The service management facility provides means for computer administrators to observe and control software services. Each service is modeled as an instance of an SMF service, which allows for a single service implementation to be executed multiple times simultaneously, as many are capable of doing.
Services and service instances are named by character strings. For example, the service implemented by
cron is named
system/cron, and Solaris includes an instance of it named
default. Tools usually refer to service instances with fault management resource identifiers, or FMRIs, which combine the service name and the instance name. The FMRI of the default instance of
svc:/system/cron:default. The service instances known to SMF can be listed with the
svcs -acommand. For convenience, most SMF tools accept abbreviations for service FMRIs.
Service implementations are controlled by the SMF service manager,
svc.startd. The current status and other information for service instances are printed by the
svcs command. The
-l option produces long output, like the following:
unixadmin.net# svcs -l cron fmri svc:/system/cron/:default name clock daemon (cron) enabled true state online next_state none state_time Thu Mar 16 18:25:50 2017 logfile /var/svc/log/system=cron:default.log/system restarter svc:/system/svc/restarter:default contract_id 66 dependency require_all/none svc:/system/filesystem/local (online) dependency require_all/none svc:/milestone/name-services (online)
The first line, labeled
fmri, contains the full FMRI of the service instance. The
name line provides a short description. The remaining output is explained later.
The service manager considers each service instance to be enabled or disabled. When enabled, the service manager will attempt to start a service instance’s implementation and restart it as necessary; when disabled, the facility will try to stop the implementation if it has been started. Whether a service is enabled can be changed with
state, next_state, and
To decide whether a service implementation should be started, the service manager always considers each service instance to be in one of six states.
|disabled||The service implementation has not been started, or has been stopped.|
|offline||The service is not running, but will be started when its dependencies are met.|
|online||The service has started successfully.|
|degraded||The service is running, but at reduced functionality or performance.|
|maintenace||An operation failed and administrative intervention is required.|
|uninitialized||The service’s restarter has not taken control of the service.|
While a service is in a stable state, the
next_state field is
none. While an operation to change the state of a service is incomplete,
next_state will contain the target state.

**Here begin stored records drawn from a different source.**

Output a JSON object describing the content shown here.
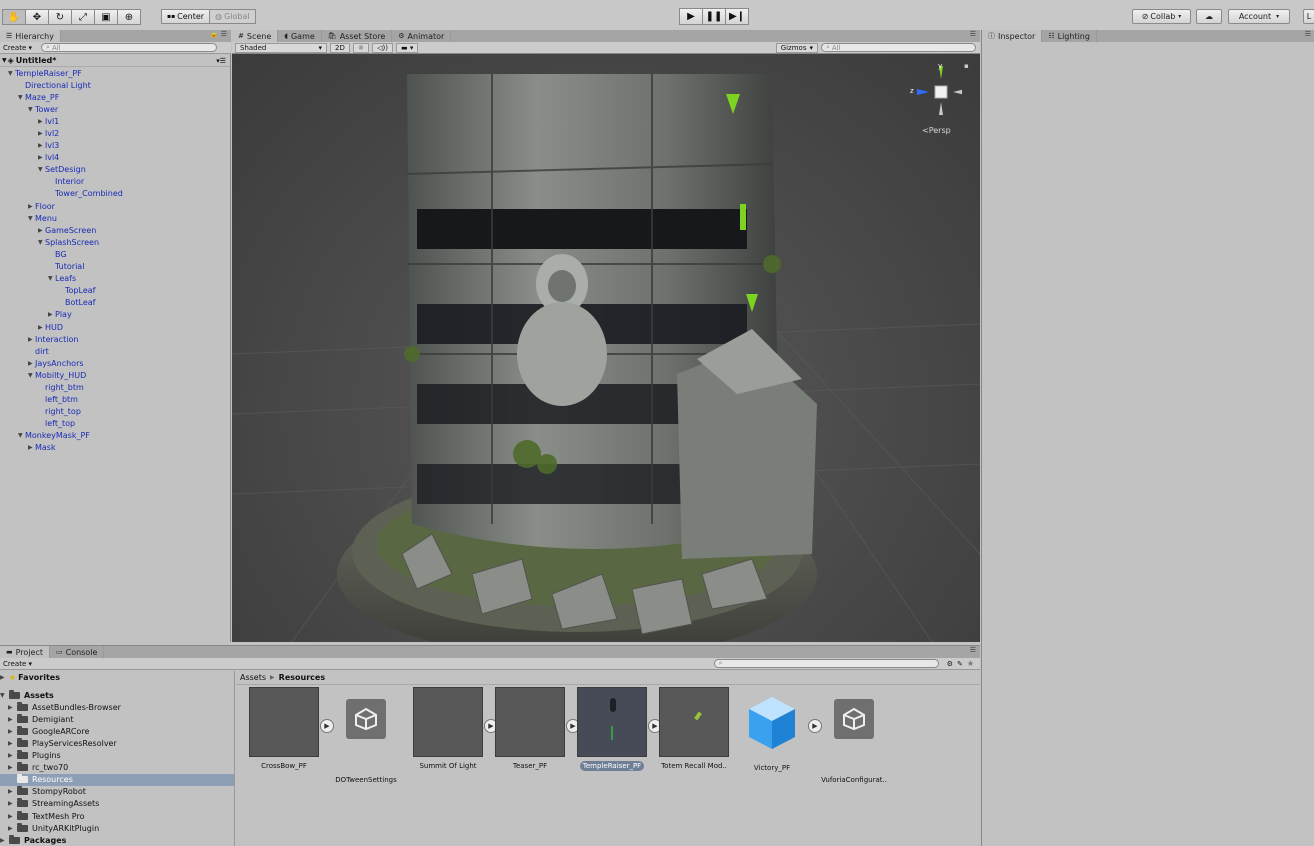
{
  "toolbar": {
    "tools": [
      "hand-icon",
      "move-icon",
      "rotate-icon",
      "scale-icon",
      "rect-icon",
      "transform-icon"
    ],
    "pivot_label": "Center",
    "space_label": "Global",
    "play": [
      "play-icon",
      "pause-icon",
      "step-icon"
    ],
    "collab_label": "Collab",
    "account_label": "Account",
    "layers_label": "L"
  },
  "hierarchy": {
    "tab_label": "Hierarchy",
    "create_label": "Create",
    "search_placeholder": "All",
    "scene_name": "Untitled*",
    "items": [
      {
        "label": "TempleRaiser_PF",
        "depth": 0,
        "fold": "open"
      },
      {
        "label": "Directional Light",
        "depth": 1,
        "fold": "none"
      },
      {
        "label": "Maze_PF",
        "depth": 1,
        "fold": "open"
      },
      {
        "label": "Tower",
        "depth": 2,
        "fold": "open"
      },
      {
        "label": "lvl1",
        "depth": 3,
        "fold": "closed"
      },
      {
        "label": "lvl2",
        "depth": 3,
        "fold": "closed"
      },
      {
        "label": "lvl3",
        "depth": 3,
        "fold": "closed"
      },
      {
        "label": "lvl4",
        "depth": 3,
        "fold": "closed"
      },
      {
        "label": "SetDesign",
        "depth": 3,
        "fold": "open"
      },
      {
        "label": "Interior",
        "depth": 4,
        "fold": "none"
      },
      {
        "label": "Tower_Combined",
        "depth": 4,
        "fold": "none"
      },
      {
        "label": "Floor",
        "depth": 2,
        "fold": "closed"
      },
      {
        "label": "Menu",
        "depth": 2,
        "fold": "open"
      },
      {
        "label": "GameScreen",
        "depth": 3,
        "fold": "closed"
      },
      {
        "label": "SplashScreen",
        "depth": 3,
        "fold": "open"
      },
      {
        "label": "BG",
        "depth": 4,
        "fold": "none"
      },
      {
        "label": "Tutorial",
        "depth": 4,
        "fold": "none"
      },
      {
        "label": "Leafs",
        "depth": 4,
        "fold": "open"
      },
      {
        "label": "TopLeaf",
        "depth": 5,
        "fold": "none"
      },
      {
        "label": "BotLeaf",
        "depth": 5,
        "fold": "none"
      },
      {
        "label": "Play",
        "depth": 4,
        "fold": "closed"
      },
      {
        "label": "HUD",
        "depth": 3,
        "fold": "closed"
      },
      {
        "label": "Interaction",
        "depth": 2,
        "fold": "closed"
      },
      {
        "label": "dirt",
        "depth": 2,
        "fold": "none"
      },
      {
        "label": "JaysAnchors",
        "depth": 2,
        "fold": "closed"
      },
      {
        "label": "Mobilty_HUD",
        "depth": 2,
        "fold": "open"
      },
      {
        "label": "right_btm",
        "depth": 3,
        "fold": "none"
      },
      {
        "label": "left_btm",
        "depth": 3,
        "fold": "none"
      },
      {
        "label": "right_top",
        "depth": 3,
        "fold": "none"
      },
      {
        "label": "left_top",
        "depth": 3,
        "fold": "none"
      },
      {
        "label": "MonkeyMask_PF",
        "depth": 1,
        "fold": "open"
      },
      {
        "label": "Mask",
        "depth": 2,
        "fold": "closed"
      }
    ]
  },
  "scene": {
    "tabs": [
      {
        "label": "Scene",
        "icon": "grid-icon"
      },
      {
        "label": "Game",
        "icon": "pacman-icon"
      },
      {
        "label": "Asset Store",
        "icon": "store-icon"
      },
      {
        "label": "Animator",
        "icon": "animator-icon"
      }
    ],
    "shading_label": "Shaded",
    "mode_2d_label": "2D",
    "gizmos_label": "Gizmos",
    "search_placeholder": "All",
    "persp_label": "Persp",
    "axis_labels": {
      "y": "y",
      "z": "z"
    }
  },
  "inspector": {
    "tabs": [
      {
        "label": "Inspector",
        "icon": "info-icon"
      },
      {
        "label": "Lighting",
        "icon": "lighting-icon"
      }
    ]
  },
  "project": {
    "tabs": [
      {
        "label": "Project",
        "icon": "folder-icon"
      },
      {
        "label": "Console",
        "icon": "console-icon"
      }
    ],
    "create_label": "Create",
    "favorites_label": "Favorites",
    "assets_label": "Assets",
    "folders": [
      {
        "label": "AssetBundles-Browser",
        "selected": false
      },
      {
        "label": "Demigiant",
        "selected": false
      },
      {
        "label": "GoogleARCore",
        "selected": false
      },
      {
        "label": "PlayServicesResolver",
        "selected": false
      },
      {
        "label": "Plugins",
        "selected": false
      },
      {
        "label": "rc_two70",
        "selected": false
      },
      {
        "label": "Resources",
        "selected": true
      },
      {
        "label": "StompyRobot",
        "selected": false
      },
      {
        "label": "StreamingAssets",
        "selected": false
      },
      {
        "label": "TextMesh Pro",
        "selected": false
      },
      {
        "label": "UnityARKitPlugin",
        "selected": false
      }
    ],
    "packages_label": "Packages",
    "breadcrumb": [
      "Assets",
      "Resources"
    ],
    "assets": [
      {
        "label": "CrossBow_PF",
        "kind": "prefab",
        "selected": false,
        "expander": true
      },
      {
        "label": "DOTweenSettings",
        "kind": "unity",
        "selected": false,
        "expander": false
      },
      {
        "label": "Summit Of Light",
        "kind": "prefab",
        "selected": false,
        "expander": true
      },
      {
        "label": "Teaser_PF",
        "kind": "prefab",
        "selected": false,
        "expander": true
      },
      {
        "label": "TempleRaiser_PF",
        "kind": "prefab-dark",
        "selected": true,
        "expander": true
      },
      {
        "label": "Totem Recall Mod..",
        "kind": "prefab-leaf",
        "selected": false,
        "expander": false
      },
      {
        "label": "Victory_PF",
        "kind": "cube",
        "selected": false,
        "expander": true
      },
      {
        "label": "VuforiaConfigurat..",
        "kind": "unity",
        "selected": false,
        "expander": false
      }
    ]
  },
  "colors": {
    "selection": "#8d9fb5",
    "tree_text_blue": "#1a2bb5",
    "viewport_bg": "#474747",
    "gizmo_green": "#7ed321",
    "gizmo_blue": "#2e6bff"
  }
}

For example, before a service implementation is started the service manager sets the
online, and if the operation succeeds, the service manager changes
state_time line lists the time the
next_state fields were updated. This time is not necessarily the last time the service instance changed states since SMF allows transitions to the same state.
The service manager logs some information about service events to a separate file for each service instance. This field gives the name of that file.
The service’s restarter interacts with the service’s implementation, and the contract ID identifies the processes that implement the service.
These lines list the dependencies of the service instance. SMF dependencies represent dependencies of the service implementation on other services. The service manager uses dependencies to determine when to start, and sometimes when to stop, service instances.
Each dependency has a grouping and a set of FMRIs. The grouping dictates when a dependency should be considered satisfied. SMF recognizes four dependency groupings.
|require_all||All services indicated by the FMRIs must be in the online or degraded states to satisfy the dependency.|
|require_any||At least one cited service must be online or degraded to satisfy the dependency.|
|optional_all||The dependency is considered satisfied when all cited services are online, degraded, disabled, in the maintenance state, or are offline and will eventually come online without administrative intervention. Services that don’t exist are ignored.|
|exclude_all||All cited services must be disabled or in the maintenance state to satisfy the dependency.|
When a service is enabled, the service manager will not start it until all of its dependencies are satisfied. Until then, the service will remain in the
The service manager can also stop services according to dependencies. This behavior is governed by the
restart_on value of the dependency, which may take one of four values.
|none||Do not stop the service if the dependency service is stopped.|
|error||Stop the service if the dependency is stopped due to a software or hardware error.|
|restart||Stop the service if the dependency if the dependency is stopped for any reason.|
|refresh||Stop the service if the dependency is stopped or its configuration is changed(refreshed).|